◆ **What you should do**
Among the entries below, find each line holding "JSON" and return it.

◆ **Supplied information**
::::::::::

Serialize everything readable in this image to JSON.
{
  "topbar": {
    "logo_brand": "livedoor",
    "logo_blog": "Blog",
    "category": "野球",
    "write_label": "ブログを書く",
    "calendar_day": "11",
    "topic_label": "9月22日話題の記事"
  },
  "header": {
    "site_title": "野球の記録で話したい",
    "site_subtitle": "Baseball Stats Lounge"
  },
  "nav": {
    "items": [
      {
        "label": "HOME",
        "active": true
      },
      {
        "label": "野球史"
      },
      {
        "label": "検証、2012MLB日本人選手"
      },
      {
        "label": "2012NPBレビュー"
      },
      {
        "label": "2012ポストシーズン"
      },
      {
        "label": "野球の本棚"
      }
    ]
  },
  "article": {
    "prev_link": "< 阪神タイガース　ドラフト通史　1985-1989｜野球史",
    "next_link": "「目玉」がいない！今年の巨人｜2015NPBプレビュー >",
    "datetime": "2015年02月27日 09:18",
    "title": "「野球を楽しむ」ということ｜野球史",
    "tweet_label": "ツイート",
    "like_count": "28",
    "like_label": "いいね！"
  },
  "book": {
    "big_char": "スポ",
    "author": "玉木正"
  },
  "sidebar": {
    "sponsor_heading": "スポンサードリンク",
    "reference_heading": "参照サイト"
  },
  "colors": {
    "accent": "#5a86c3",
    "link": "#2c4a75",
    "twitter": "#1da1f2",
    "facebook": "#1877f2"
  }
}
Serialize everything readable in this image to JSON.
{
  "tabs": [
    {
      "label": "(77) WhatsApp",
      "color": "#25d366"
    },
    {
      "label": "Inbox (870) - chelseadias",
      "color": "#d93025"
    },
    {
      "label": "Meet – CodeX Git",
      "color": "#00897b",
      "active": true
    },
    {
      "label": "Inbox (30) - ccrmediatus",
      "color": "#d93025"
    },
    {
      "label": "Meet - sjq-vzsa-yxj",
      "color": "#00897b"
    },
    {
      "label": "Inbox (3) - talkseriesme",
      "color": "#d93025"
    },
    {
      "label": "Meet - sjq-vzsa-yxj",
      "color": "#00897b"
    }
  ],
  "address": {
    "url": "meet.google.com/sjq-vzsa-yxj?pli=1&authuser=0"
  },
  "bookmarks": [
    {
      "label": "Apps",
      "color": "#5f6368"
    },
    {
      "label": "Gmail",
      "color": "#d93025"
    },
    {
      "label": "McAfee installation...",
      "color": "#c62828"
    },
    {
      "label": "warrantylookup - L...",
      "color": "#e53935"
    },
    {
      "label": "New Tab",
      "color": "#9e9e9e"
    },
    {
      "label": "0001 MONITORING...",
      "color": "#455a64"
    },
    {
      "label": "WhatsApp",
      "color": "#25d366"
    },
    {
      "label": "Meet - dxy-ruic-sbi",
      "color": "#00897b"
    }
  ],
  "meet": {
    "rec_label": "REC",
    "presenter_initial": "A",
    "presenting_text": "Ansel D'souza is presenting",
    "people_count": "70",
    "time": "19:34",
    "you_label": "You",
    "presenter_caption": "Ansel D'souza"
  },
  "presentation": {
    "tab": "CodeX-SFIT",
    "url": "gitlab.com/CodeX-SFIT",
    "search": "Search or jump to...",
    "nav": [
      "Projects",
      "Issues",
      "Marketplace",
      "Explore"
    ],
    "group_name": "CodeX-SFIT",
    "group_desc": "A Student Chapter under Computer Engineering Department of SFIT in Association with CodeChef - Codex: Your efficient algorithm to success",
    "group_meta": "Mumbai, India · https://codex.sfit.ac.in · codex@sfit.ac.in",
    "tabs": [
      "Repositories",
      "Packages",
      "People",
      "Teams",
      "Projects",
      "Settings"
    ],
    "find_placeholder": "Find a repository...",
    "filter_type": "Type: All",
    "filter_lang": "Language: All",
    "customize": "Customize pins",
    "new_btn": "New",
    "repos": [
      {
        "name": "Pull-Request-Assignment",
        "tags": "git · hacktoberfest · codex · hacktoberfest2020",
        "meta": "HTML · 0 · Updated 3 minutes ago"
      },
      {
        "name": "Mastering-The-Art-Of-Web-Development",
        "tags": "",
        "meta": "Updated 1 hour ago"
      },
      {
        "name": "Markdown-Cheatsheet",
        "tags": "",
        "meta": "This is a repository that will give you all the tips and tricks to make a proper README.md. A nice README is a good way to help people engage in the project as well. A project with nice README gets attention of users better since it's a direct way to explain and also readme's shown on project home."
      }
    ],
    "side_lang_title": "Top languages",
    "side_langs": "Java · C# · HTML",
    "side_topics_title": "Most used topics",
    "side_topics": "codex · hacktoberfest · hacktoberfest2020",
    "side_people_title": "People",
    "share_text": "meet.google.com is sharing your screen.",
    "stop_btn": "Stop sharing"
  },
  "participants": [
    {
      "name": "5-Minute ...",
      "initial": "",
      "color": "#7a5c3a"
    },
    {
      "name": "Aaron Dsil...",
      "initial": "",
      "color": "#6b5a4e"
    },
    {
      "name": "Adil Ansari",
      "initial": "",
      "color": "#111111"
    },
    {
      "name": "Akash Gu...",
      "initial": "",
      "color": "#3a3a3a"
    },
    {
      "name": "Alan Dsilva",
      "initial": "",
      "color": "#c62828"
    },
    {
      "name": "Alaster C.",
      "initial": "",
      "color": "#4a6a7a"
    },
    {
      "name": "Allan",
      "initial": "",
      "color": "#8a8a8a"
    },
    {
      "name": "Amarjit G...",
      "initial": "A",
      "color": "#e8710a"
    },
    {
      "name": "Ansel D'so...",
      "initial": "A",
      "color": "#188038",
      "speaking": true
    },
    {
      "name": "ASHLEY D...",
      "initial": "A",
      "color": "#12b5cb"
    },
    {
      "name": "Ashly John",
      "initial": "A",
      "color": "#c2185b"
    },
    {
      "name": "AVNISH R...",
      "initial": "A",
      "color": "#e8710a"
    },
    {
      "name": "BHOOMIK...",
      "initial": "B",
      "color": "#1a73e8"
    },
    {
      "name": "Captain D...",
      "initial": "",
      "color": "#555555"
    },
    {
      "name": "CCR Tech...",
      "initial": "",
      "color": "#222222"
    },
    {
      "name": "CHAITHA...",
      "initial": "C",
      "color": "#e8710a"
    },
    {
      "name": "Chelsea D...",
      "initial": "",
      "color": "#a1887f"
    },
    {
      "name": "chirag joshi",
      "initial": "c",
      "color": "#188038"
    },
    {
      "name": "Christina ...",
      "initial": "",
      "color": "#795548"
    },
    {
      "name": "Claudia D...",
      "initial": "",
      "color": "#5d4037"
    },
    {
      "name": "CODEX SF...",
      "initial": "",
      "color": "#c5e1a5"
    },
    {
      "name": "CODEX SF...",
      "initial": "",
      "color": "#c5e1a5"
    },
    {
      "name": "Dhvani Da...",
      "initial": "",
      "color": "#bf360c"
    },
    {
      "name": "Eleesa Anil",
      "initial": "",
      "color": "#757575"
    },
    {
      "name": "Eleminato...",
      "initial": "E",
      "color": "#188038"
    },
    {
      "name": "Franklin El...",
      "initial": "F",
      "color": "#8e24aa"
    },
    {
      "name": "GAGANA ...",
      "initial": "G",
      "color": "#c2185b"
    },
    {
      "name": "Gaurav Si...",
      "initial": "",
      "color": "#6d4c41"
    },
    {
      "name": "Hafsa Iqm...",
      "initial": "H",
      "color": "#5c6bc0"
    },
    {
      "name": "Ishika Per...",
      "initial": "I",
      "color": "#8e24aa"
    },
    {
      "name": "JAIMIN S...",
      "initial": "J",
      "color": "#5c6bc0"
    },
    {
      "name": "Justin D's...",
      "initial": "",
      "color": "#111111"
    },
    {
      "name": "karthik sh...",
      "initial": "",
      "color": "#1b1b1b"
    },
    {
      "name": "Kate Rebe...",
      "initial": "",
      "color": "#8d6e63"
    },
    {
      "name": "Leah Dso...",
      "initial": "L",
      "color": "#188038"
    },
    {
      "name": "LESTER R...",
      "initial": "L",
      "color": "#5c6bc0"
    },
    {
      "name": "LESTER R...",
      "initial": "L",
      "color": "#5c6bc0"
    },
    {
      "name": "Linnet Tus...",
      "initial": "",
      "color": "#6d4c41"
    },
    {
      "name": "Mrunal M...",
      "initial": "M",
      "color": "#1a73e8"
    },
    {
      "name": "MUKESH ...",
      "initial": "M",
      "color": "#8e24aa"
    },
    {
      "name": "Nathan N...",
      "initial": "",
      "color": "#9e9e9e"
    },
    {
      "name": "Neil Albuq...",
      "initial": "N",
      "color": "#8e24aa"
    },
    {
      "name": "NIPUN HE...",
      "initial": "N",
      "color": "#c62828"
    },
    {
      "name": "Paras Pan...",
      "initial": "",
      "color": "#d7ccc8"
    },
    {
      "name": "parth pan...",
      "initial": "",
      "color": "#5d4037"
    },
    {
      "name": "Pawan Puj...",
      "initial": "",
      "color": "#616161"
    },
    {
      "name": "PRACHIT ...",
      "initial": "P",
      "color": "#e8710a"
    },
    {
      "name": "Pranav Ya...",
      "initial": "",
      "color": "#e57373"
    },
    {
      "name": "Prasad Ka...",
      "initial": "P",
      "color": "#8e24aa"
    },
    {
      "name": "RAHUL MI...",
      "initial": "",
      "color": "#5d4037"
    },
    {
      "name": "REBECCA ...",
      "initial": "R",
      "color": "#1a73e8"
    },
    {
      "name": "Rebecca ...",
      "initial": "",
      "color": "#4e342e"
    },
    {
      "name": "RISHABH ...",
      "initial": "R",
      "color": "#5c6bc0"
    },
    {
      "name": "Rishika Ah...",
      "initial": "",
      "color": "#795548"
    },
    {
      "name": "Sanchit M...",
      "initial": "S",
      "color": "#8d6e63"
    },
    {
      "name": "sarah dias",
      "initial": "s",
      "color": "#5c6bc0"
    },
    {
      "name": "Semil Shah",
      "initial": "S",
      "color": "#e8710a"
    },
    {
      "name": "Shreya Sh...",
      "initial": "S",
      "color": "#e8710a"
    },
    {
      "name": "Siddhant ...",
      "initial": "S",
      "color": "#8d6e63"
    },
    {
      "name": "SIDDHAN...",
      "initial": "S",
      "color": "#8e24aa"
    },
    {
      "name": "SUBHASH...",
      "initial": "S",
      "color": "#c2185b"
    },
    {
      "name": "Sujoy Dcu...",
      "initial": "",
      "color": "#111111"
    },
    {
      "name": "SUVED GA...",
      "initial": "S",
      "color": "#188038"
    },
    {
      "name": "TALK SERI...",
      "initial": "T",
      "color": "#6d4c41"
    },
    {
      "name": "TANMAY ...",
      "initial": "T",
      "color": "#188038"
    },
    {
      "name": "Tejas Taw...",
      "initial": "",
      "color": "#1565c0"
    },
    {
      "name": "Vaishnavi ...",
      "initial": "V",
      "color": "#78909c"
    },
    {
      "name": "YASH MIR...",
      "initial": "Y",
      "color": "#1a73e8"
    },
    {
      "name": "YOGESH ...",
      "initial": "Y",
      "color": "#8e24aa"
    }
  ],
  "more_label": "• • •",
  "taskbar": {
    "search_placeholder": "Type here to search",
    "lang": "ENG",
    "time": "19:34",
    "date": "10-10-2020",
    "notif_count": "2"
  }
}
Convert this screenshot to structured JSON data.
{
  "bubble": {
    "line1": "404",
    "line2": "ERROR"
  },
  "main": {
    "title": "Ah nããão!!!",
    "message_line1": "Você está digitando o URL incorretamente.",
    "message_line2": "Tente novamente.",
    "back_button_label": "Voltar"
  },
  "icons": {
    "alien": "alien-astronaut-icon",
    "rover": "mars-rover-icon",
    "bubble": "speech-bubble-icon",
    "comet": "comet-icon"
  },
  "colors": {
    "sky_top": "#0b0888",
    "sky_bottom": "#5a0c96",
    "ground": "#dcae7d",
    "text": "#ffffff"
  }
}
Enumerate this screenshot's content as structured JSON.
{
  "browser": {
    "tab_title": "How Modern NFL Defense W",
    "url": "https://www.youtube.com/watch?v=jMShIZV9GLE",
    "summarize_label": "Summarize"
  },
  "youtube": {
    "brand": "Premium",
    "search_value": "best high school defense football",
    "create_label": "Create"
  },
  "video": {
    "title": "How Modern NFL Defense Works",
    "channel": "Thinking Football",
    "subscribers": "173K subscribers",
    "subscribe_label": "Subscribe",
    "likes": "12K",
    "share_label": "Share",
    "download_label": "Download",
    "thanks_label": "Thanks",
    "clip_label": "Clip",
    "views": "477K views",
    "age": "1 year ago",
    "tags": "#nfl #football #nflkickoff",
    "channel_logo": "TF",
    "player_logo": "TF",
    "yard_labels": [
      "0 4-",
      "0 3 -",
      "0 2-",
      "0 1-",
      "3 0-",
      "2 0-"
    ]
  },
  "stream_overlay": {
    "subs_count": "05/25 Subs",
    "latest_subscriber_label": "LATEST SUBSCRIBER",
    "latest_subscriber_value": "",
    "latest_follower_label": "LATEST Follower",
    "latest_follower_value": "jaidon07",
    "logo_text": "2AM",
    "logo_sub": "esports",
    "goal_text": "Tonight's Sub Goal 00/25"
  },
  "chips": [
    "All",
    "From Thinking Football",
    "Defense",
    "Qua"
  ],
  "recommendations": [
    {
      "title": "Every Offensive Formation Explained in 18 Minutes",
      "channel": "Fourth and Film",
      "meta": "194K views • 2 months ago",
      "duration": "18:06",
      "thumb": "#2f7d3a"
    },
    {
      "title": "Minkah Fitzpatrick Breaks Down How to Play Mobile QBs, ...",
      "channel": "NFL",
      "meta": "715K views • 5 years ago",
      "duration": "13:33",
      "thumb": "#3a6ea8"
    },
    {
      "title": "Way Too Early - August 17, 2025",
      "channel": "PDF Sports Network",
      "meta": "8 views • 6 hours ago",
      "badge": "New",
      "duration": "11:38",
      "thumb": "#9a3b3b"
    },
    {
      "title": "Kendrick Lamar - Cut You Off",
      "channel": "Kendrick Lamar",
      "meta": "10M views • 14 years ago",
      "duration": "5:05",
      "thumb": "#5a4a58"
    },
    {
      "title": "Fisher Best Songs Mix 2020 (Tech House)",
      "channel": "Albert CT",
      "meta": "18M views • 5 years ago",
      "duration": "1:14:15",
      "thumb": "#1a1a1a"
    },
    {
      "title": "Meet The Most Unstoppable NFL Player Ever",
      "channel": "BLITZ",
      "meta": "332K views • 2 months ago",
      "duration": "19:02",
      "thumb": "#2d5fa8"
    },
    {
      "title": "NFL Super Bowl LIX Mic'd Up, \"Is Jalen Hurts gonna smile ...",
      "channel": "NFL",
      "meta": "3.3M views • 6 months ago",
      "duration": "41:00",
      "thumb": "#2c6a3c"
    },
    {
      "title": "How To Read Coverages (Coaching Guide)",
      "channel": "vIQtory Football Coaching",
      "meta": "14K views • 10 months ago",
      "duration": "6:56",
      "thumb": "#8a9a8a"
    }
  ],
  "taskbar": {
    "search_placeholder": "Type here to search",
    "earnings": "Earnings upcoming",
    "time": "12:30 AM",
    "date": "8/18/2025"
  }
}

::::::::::

◆ **Answer to this problem**
Serialize everything readable in this image to JSON.
Serialize everything readable in this image to JSON.
Convert this screenshot to structured JSON data.
Enumerate this screenshot's content as structured JSON.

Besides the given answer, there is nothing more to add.